- **Try it**
Nothing but an exact copy of the data should be given.

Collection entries
.....

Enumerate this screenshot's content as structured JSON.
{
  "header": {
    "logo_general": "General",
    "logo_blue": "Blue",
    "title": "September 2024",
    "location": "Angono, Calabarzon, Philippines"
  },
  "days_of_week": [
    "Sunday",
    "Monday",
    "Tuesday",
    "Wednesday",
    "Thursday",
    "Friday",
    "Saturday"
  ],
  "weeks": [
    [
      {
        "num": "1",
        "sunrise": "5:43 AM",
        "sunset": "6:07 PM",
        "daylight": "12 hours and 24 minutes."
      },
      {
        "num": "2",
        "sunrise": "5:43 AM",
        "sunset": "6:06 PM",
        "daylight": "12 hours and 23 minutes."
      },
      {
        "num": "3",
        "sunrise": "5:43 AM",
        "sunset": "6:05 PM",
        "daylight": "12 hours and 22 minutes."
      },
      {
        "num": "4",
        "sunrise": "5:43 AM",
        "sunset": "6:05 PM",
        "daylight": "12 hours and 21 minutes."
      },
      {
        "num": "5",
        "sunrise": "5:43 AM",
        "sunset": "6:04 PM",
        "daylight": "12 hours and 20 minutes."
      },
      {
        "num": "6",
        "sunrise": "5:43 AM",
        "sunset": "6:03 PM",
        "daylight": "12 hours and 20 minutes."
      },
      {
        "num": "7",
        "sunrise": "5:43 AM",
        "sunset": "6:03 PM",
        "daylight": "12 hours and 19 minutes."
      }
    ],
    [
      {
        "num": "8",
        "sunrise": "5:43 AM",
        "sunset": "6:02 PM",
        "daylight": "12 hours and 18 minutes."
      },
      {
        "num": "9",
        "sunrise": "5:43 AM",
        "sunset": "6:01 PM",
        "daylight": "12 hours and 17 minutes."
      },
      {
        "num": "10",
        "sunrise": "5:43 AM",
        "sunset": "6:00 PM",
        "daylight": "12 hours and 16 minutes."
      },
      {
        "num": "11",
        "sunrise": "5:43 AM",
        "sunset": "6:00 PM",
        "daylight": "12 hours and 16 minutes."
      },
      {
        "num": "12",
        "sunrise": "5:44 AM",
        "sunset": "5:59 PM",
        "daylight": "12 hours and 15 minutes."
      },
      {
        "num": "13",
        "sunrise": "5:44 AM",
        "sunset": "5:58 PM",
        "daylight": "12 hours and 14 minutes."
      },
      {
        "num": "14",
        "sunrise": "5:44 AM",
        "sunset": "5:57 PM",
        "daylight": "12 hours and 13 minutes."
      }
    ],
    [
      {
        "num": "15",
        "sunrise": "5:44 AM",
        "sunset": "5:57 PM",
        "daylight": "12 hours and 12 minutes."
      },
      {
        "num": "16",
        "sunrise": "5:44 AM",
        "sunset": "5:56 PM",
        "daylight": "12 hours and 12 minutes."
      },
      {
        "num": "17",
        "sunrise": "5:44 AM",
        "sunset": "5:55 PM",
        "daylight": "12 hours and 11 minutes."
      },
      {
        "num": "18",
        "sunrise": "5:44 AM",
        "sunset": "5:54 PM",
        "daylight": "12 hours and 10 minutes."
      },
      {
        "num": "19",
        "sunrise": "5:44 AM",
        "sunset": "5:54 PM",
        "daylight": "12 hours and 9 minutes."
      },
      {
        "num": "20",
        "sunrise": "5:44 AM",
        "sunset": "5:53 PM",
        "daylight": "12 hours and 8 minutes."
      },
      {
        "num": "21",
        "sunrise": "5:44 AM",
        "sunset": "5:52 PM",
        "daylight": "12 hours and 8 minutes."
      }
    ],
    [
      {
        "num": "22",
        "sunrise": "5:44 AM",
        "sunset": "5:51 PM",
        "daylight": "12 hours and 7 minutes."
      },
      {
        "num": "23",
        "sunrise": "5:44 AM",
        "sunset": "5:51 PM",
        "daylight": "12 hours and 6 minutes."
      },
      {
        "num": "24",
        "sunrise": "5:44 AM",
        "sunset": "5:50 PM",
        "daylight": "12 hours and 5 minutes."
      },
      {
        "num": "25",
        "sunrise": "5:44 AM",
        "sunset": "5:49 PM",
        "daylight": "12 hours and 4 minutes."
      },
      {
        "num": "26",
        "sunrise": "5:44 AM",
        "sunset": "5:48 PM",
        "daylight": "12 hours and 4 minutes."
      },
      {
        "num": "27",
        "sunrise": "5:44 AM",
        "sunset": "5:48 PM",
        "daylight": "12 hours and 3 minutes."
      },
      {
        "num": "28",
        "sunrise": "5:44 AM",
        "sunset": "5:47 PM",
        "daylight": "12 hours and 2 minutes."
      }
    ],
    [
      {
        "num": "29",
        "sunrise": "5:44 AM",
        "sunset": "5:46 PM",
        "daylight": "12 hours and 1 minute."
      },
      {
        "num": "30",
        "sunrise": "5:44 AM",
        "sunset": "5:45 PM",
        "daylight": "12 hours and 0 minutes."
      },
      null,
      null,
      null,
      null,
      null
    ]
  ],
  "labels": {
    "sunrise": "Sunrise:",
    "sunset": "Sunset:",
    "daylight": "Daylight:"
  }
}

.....

- **Solved problem**
Enumerate this screenshot's content as structured JSON.
{
  "header": {
    "logo_general": "General",
    "logo_blue": "Blue",
    "title": "September 2024",
    "location": "Angono, Calabarzon, Philippines"
  },
  "days_of_week": [
    "Sunday",
    "Monday",
    "Tuesday",
    "Wednesday",
    "Thursday",
    "Friday",
    "Saturday"
  ],
  "weeks": [
    [
      {
        "num": "1",
        "sunrise": "5:43 AM",
        "sunset": "6:07 PM",
        "daylight": "12 hours and 24 minutes."
      },
      {
        "num": "2",
        "sunrise": "5:43 AM",
        "sunset": "6:06 PM",
        "daylight": "12 hours and 23 minutes."
      },
      {
        "num": "3",
        "sunrise": "5:43 AM",
        "sunset": "6:05 PM",
        "daylight": "12 hours and 22 minutes."
      },
      {
        "num": "4",
        "sunrise": "5:43 AM",
        "sunset": "6:05 PM",
        "daylight": "12 hours and 21 minutes."
      },
      {
        "num": "5",
        "sunrise": "5:43 AM",
        "sunset": "6:04 PM",
        "daylight": "12 hours and 20 minutes."
      },
      {
        "num": "6",
        "sunrise": "5:43 AM",
        "sunset": "6:03 PM",
        "daylight": "12 hours and 20 minutes."
      },
      {
        "num": "7",
        "sunrise": "5:43 AM",
        "sunset": "6:03 PM",
        "daylight": "12 hours and 19 minutes."
      }
    ],
    [
      {
        "num": "8",
        "sunrise": "5:43 AM",
        "sunset": "6:02 PM",
        "daylight": "12 hours and 18 minutes."
      },
      {
        "num": "9",
        "sunrise": "5:43 AM",
        "sunset": "6:01 PM",
        "daylight": "12 hours and 17 minutes."
      },
      {
        "num": "10",
        "sunrise": "5:43 AM",
        "sunset": "6:00 PM",
        "daylight": "12 hours and 16 minutes."
      },
      {
        "num": "11",
        "sunrise": "5:43 AM",
        "sunset": "6:00 PM",
        "daylight": "12 hours and 16 minutes."
      },
      {
        "num": "12",
        "sunrise": "5:44 AM",
        "sunset": "5:59 PM",
        "daylight": "12 hours and 15 minutes."
      },
      {
        "num": "13",
        "sunrise": "5:44 AM",
        "sunset": "5:58 PM",
        "daylight": "12 hours and 14 minutes."
      },
      {
        "num": "14",
        "sunrise": "5:44 AM",
        "sunset": "5:57 PM",
        "daylight": "12 hours and 13 minutes."
      }
    ],
    [
      {
        "num": "15",
        "sunrise": "5:44 AM",
        "sunset": "5:57 PM",
        "daylight": "12 hours and 12 minutes."
      },
      {
        "num": "16",
        "sunrise": "5:44 AM",
        "sunset": "5:56 PM",
        "daylight": "12 hours and 12 minutes."
      },
      {
        "num": "17",
        "sunrise": "5:44 AM",
        "sunset": "5:55 PM",
        "daylight": "12 hours and 11 minutes."
      },
      {
        "num": "18",
        "sunrise": "5:44 AM",
        "sunset": "5:54 PM",
        "daylight": "12 hours and 10 minutes."
      },
      {
        "num": "19",
        "sunrise": "5:44 AM",
        "sunset": "5:54 PM",
        "daylight": "12 hours and 9 minutes."
      },
      {
        "num": "20",
        "sunrise": "5:44 AM",
        "sunset": "5:53 PM",
        "daylight": "12 hours and 8 minutes."
      },
      {
        "num": "21",
        "sunrise": "5:44 AM",
        "sunset": "5:52 PM",
        "daylight": "12 hours and 8 minutes."
      }
    ],
    [
      {
        "num": "22",
        "sunrise": "5:44 AM",
        "sunset": "5:51 PM",
        "daylight": "12 hours and 7 minutes."
      },
      {
        "num": "23",
        "sunrise": "5:44 AM",
        "sunset": "5:51 PM",
        "daylight": "12 hours and 6 minutes."
      },
      {
        "num": "24",
        "sunrise": "5:44 AM",
        "sunset": "5:50 PM",
        "daylight": "12 hours and 5 minutes."
      },
      {
        "num": "25",
        "sunrise": "5:44 AM",
        "sunset": "5:49 PM",
        "daylight": "12 hours and 4 minutes."
      },
      {
        "num": "26",
        "sunrise": "5:44 AM",
        "sunset": "5:48 PM",
        "daylight": "12 hours and 4 minutes."
      },
      {
        "num": "27",
        "sunrise": "5:44 AM",
        "sunset": "5:48 PM",
        "daylight": "12 hours and 3 minutes."
      },
      {
        "num": "28",
        "sunrise": "5:44 AM",
        "sunset": "5:47 PM",
        "daylight": "12 hours and 2 minutes."
      }
    ],
    [
      {
        "num": "29",
        "sunrise": "5:44 AM",
        "sunset": "5:46 PM",
        "daylight": "12 hours and 1 minute."
      },
      {
        "num": "30",
        "sunrise": "5:44 AM",
        "sunset": "5:45 PM",
        "daylight": "12 hours and 0 minutes."
      },
      null,
      null,
      null,
      null,
      null
    ]
  ],
  "labels": {
    "sunrise": "Sunrise:",
    "sunset": "Sunset:",
    "daylight": "Daylight:"
  }
}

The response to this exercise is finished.